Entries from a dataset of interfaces
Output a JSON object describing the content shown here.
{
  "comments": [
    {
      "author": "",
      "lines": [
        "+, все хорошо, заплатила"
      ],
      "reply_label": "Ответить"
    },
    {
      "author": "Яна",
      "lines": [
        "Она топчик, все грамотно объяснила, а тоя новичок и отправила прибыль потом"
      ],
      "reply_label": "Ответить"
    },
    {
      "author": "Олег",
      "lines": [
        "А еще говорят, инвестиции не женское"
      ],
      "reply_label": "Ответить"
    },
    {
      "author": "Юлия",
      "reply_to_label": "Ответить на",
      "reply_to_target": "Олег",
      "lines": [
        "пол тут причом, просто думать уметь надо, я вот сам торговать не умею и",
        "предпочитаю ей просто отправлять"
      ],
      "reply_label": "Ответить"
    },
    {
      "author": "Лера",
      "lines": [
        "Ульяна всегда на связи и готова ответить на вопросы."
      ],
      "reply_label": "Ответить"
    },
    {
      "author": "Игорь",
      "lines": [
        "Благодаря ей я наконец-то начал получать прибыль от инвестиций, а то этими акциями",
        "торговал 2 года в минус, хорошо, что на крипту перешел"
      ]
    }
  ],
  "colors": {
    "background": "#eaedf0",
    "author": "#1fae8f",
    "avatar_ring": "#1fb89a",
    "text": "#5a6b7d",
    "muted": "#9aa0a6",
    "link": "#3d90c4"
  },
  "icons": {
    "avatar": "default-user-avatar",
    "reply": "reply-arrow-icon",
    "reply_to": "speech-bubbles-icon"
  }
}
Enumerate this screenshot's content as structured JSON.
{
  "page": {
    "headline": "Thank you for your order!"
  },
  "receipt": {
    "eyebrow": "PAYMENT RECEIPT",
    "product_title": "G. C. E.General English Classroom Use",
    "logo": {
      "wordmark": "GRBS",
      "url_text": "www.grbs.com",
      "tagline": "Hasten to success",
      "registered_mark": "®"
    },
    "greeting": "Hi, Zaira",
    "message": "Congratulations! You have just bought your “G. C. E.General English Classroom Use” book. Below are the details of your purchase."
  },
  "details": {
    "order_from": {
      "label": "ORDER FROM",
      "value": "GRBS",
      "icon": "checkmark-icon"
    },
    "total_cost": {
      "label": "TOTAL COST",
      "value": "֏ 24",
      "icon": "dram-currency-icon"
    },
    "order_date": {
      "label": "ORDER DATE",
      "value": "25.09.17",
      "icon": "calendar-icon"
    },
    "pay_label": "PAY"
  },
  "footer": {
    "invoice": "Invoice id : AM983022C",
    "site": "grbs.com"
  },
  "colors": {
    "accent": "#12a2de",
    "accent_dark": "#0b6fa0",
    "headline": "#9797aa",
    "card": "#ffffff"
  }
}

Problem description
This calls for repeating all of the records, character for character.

Finished task
Output a JSON object describing the content shown here.
{
  "comments": [
    {
      "author": "",
      "lines": [
        "+, все хорошо, заплатила"
      ],
      "reply_label": "Ответить"
    },
    {
      "author": "Яна",
      "lines": [
        "Она топчик, все грамотно объяснила, а тоя новичок и отправила прибыль потом"
      ],
      "reply_label": "Ответить"
    },
    {
      "author": "Олег",
      "lines": [
        "А еще говорят, инвестиции не женское"
      ],
      "reply_label": "Ответить"
    },
    {
      "author": "Юлия",
      "reply_to_label": "Ответить на",
      "reply_to_target": "Олег",
      "lines": [
        "пол тут причом, просто думать уметь надо, я вот сам торговать не умею и",
        "предпочитаю ей просто отправлять"
      ],
      "reply_label": "Ответить"
    },
    {
      "author": "Лера",
      "lines": [
        "Ульяна всегда на связи и готова ответить на вопросы."
      ],
      "reply_label": "Ответить"
    },
    {
      "author": "Игорь",
      "lines": [
        "Благодаря ей я наконец-то начал получать прибыль от инвестиций, а то этими акциями",
        "торговал 2 года в минус, хорошо, что на крипту перешел"
      ]
    }
  ],
  "colors": {
    "background": "#eaedf0",
    "author": "#1fae8f",
    "avatar_ring": "#1fb89a",
    "text": "#5a6b7d",
    "muted": "#9aa0a6",
    "link": "#3d90c4"
  },
  "icons": {
    "avatar": "default-user-avatar",
    "reply": "reply-arrow-icon",
    "reply_to": "speech-bubbles-icon"
  }
}
Enumerate this screenshot's content as structured JSON.
{
  "page": {
    "headline": "Thank you for your order!"
  },
  "receipt": {
    "eyebrow": "PAYMENT RECEIPT",
    "product_title": "G. C. E.General English Classroom Use",
    "logo": {
      "wordmark": "GRBS",
      "url_text": "www.grbs.com",
      "tagline": "Hasten to success",
      "registered_mark": "®"
    },
    "greeting": "Hi, Zaira",
    "message": "Congratulations! You have just bought your “G. C. E.General English Classroom Use” book. Below are the details of your purchase."
  },
  "details": {
    "order_from": {
      "label": "ORDER FROM",
      "value": "GRBS",
      "icon": "checkmark-icon"
    },
    "total_cost": {
      "label": "TOTAL COST",
      "value": "֏ 24",
      "icon": "dram-currency-icon"
    },
    "order_date": {
      "label": "ORDER DATE",
      "value": "25.09.17",
      "icon": "calendar-icon"
    },
    "pay_label": "PAY"
  },
  "footer": {
    "invoice": "Invoice id : AM983022C",
    "site": "grbs.com"
  },
  "colors": {
    "accent": "#12a2de",
    "accent_dark": "#0b6fa0",
    "headline": "#9797aa",
    "card": "#ffffff"
  }
}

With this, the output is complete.